Then we shall toast the members of our family and our friends who live with us in memory, even though they can never again be actually present. Finally, we shall toast those others whom we love who may be far away now but whom we can look forward to seeing soon again.

As we toast each other and wish one another health and happiness in the new year, we still keep in the minds of the older people present--and I hope in the minds of the younger ones, no matter how young they may be--the thought that it is their country, the United States of America, to which they pledged their first allegiance for 1947.

From our citizenship in the United States springs all that makes life worth living to us as private citizens. The freedom, the justice, and the opportunity that we have stem from the development of a country in which our forebears struggled to create something new and better for mankind.

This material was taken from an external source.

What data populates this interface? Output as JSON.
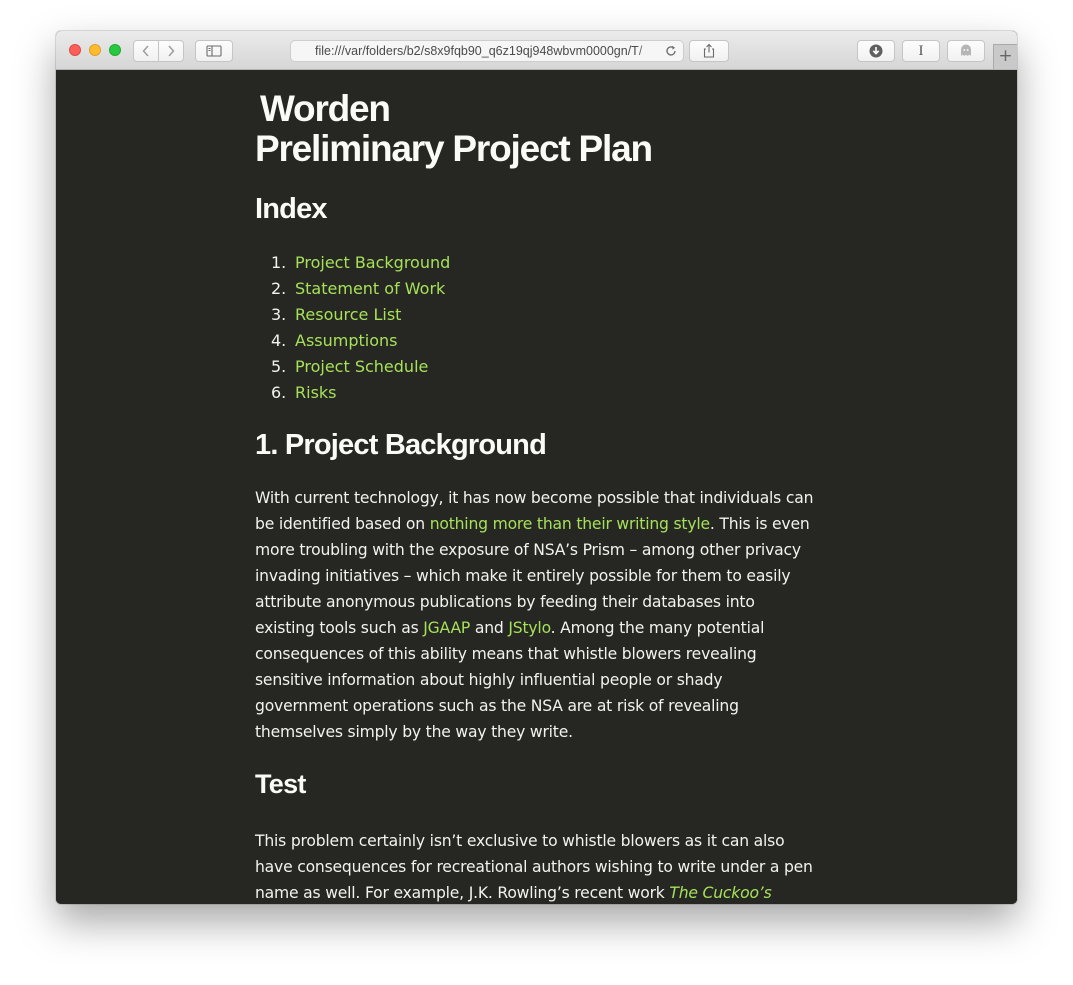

The fact that we drink this toast every year has a significance, and one that I hope every family in the country who drinks a similar toast bears in mind. That vital significance is that building a democracy is a never-ending occupation. It can be harmed by one generation of indifferent, selfish and narrow-minded individuals, for inherent in democracy is a sense of responsibility for the brotherhood of man.

When this feeling is a motivating force in any generation, democracy forges ahead. We cannot really have a democracy without a sense of the responsibility that every citizen has for the well-being of his neighbor. Democracy is never real unless it gives every man a chance, first to develop his abilities and then to function according to those abilities.

So, on this New Year's Day, as we wish each other a happy new year, let us resolve to perform our duties as citizens with the thought of all our fellow citizens constantly in mind.

This country of ours must not be a country where any group or any special individuals receive benefits to which they do not contribute. Modern society has come to recognize, I think, that every citizen is entitled to an opportunity for growth. And when that growth and development is attained all citizens, male and female, have an obligation to make returns to their society, not for their own good alone, but for the benefit of all those among whom they live.

Thinking today can no longer be so narrow that it embraces only one community or one nation. We live in close proximity to the world as a whole, and therefore our adventure in living is enhanced by the interest and the possible fellowship with the people of the world. May we, through our daily lives and our way of thinking, come to our next New Year's Eve with a sense that we have accomplished something for the world as a whole.

PNews, EPHP, 1 January 1947